- [Task statement] Report how many lines in the data below hold "this", with no other words.

** Dataset excerpts follows **

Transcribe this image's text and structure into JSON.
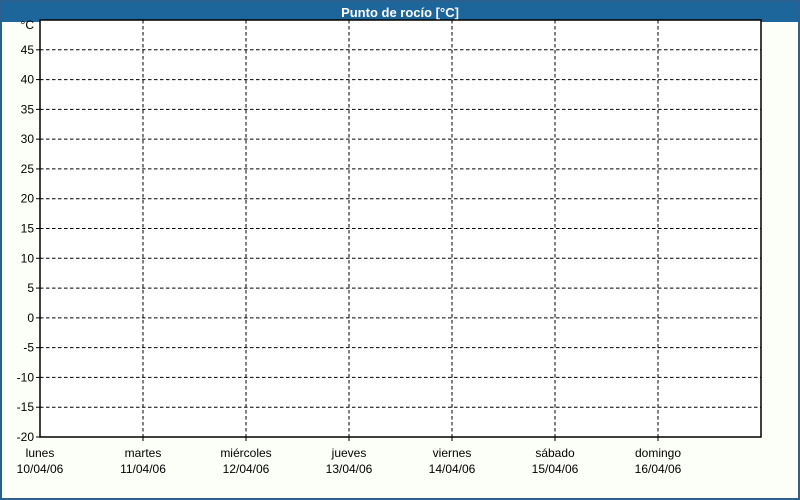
{
  "window": {
    "title": "Punto de rocío [°C]"
  },
  "colors": {
    "titlebar_bg": "#1c669b",
    "titlebar_text": "#ffffff",
    "outer_border": "#2b608f",
    "page_bg": "#fcfef8",
    "plot_bg": "#ffffff",
    "grid": "#000000",
    "axis": "#000000",
    "text": "#000000"
  },
  "chart_data": {
    "type": "line",
    "title": "Punto de rocío [°C]",
    "y_axis": {
      "unit_label": "°C",
      "min": -20,
      "max": 50,
      "tick_step": 5,
      "ticks": [
        45,
        40,
        35,
        30,
        25,
        20,
        15,
        10,
        5,
        0,
        -5,
        -10,
        -15,
        -20
      ],
      "gridlines": "dashed"
    },
    "x_axis": {
      "categories": [
        {
          "day": "lunes",
          "date": "10/04/06"
        },
        {
          "day": "martes",
          "date": "11/04/06"
        },
        {
          "day": "miércoles",
          "date": "12/04/06"
        },
        {
          "day": "jueves",
          "date": "13/04/06"
        },
        {
          "day": "viernes",
          "date": "14/04/06"
        },
        {
          "day": "sábado",
          "date": "15/04/06"
        },
        {
          "day": "domingo",
          "date": "16/04/06"
        }
      ],
      "gridlines": "dashed"
    },
    "series": [],
    "legend": "none",
    "grid": true
  }
}
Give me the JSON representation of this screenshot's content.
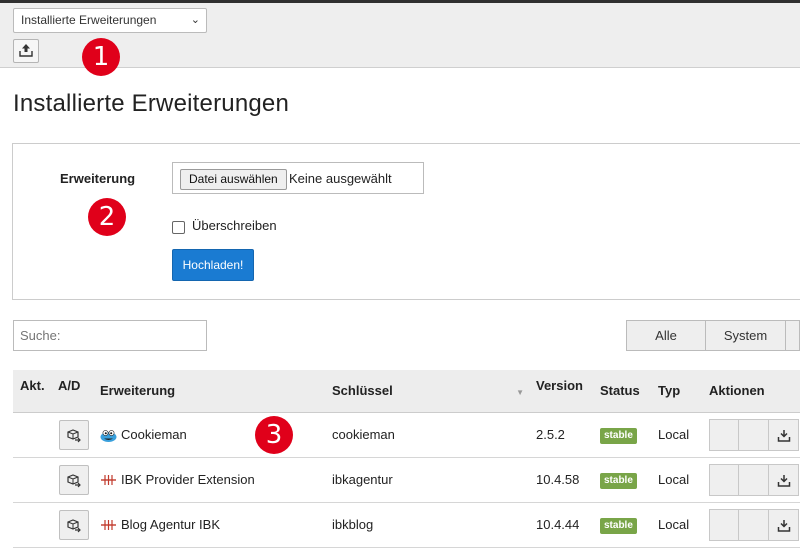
{
  "toolbar": {
    "menu_selected": "Installierte Erweiterungen",
    "upload_icon": "upload-icon"
  },
  "markers": [
    "1",
    "2",
    "3"
  ],
  "page": {
    "title": "Installierte Erweiterungen"
  },
  "upload_form": {
    "field_label": "Erweiterung",
    "file_button": "Datei auswählen",
    "file_status": "Keine ausgewählt",
    "overwrite_label": "Überschreiben",
    "submit_label": "Hochladen!"
  },
  "search": {
    "placeholder": "Suche:"
  },
  "filters": [
    "Alle",
    "System"
  ],
  "table": {
    "headers": {
      "active": "Akt.",
      "ad": "A/D",
      "extension": "Erweiterung",
      "key": "Schlüssel",
      "version": "Version",
      "status": "Status",
      "type": "Typ",
      "actions": "Aktionen"
    },
    "rows": [
      {
        "icon": "cookie-monster-icon",
        "name": "Cookieman",
        "key": "cookieman",
        "version": "2.5.2",
        "status": "stable",
        "type": "Local"
      },
      {
        "icon": "ibk-logo-icon",
        "name": "IBK Provider Extension",
        "key": "ibkagentur",
        "version": "10.4.58",
        "status": "stable",
        "type": "Local"
      },
      {
        "icon": "ibk-logo-icon",
        "name": "Blog Agentur IBK",
        "key": "ibkblog",
        "version": "10.4.44",
        "status": "stable",
        "type": "Local"
      }
    ]
  },
  "colors": {
    "marker": "#e0001a",
    "primary_button": "#1a7bd2",
    "stable_badge": "#79a548"
  }
}
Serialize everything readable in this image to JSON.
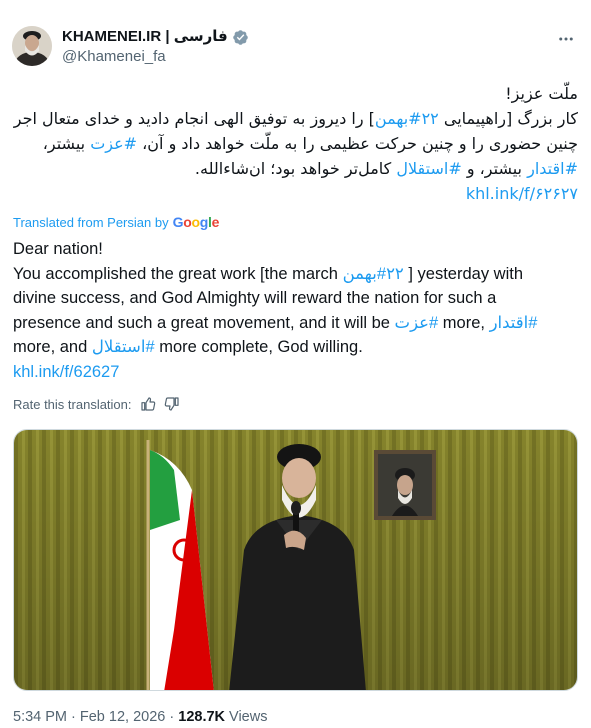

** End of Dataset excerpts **

- [Output of the task] 3